(Focus on one’s strengths and not on one’s weaknesses.)
4. Take opportunities and rise to challenges
Learning something new and rising to new challenges go hand in hand – enabling people to build confidence and recognition, both inside and outside the workplace. For Anissa, confidence and success comes from completing a job, regardless of the size of the task.
“Success is seeing the faces and appreciation from stakeholders, with our attention to detail. It’s creating exceptional experiences. It’s being part of a great company with strong values and a supportive workplace culture. But it’s not without its challenges.”
In facing challenges, she advises people to be practical but pleasant, supportive but logical, organized but not overly controlling.
“At the start of my tenure at Sodexo, we had to prepare the office for regulatory changes, create signage, secure PPE, block workstations, create new processes, implement safety measures for our team members and clients, and deal with staffing issues. It was a whirlwind of constant changes, but even facing these challenges, I consider facilities management to be something I’m lucky enough to have fallen into, and really enjoy doing.”
5. Be yourself
Most importantly, Anissa recommends staying true to yourself and playing to your strengths.
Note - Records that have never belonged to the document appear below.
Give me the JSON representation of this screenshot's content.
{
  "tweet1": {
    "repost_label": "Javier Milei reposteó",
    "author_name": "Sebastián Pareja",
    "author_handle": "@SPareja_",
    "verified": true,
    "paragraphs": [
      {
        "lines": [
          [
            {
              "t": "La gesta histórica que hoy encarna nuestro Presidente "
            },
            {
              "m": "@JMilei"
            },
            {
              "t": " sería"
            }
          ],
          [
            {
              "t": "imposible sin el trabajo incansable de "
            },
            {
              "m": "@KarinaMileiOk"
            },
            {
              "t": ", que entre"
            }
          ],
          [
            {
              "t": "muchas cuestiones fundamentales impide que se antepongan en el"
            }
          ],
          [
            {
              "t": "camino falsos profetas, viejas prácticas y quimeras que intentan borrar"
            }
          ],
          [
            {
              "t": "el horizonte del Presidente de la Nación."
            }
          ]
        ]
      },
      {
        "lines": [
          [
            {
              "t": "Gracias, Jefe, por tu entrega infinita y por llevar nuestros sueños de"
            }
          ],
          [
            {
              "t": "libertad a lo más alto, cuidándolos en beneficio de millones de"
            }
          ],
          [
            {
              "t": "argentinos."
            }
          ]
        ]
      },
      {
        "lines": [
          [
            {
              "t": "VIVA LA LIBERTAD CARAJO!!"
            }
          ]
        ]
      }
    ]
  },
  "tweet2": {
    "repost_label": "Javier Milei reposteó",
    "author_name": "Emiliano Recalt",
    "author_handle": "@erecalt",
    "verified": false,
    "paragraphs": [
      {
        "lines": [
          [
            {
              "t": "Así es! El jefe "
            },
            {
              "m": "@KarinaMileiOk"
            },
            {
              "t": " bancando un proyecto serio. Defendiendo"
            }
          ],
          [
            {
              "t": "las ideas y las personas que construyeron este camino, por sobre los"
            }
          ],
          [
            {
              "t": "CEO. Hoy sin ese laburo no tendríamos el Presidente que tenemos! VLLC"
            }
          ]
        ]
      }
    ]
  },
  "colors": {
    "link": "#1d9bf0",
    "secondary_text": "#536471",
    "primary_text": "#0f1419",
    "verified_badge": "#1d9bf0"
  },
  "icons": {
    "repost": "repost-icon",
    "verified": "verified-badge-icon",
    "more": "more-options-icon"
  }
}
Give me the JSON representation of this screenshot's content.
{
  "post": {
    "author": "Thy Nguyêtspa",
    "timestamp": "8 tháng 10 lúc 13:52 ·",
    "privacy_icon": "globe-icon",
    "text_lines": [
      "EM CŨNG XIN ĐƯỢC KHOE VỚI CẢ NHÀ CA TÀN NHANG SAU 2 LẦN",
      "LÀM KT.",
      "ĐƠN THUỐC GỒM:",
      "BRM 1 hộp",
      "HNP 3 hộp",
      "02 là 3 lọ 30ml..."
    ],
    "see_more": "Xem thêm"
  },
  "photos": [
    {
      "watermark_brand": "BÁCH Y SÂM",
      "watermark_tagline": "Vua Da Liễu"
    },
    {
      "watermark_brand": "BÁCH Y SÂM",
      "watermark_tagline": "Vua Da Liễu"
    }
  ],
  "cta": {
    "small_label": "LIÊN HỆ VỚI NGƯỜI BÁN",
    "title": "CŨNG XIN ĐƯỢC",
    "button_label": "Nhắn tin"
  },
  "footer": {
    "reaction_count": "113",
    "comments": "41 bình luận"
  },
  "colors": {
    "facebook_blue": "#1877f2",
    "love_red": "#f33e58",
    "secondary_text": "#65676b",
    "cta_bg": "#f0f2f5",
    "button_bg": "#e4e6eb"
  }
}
“Don’t compromise your values to meet other people’s agenda. Do the things you love. Look, listen and learn from every resource available. Don’t be too hard on yourself! Be confident in your ability, and others will be confident in you in return.”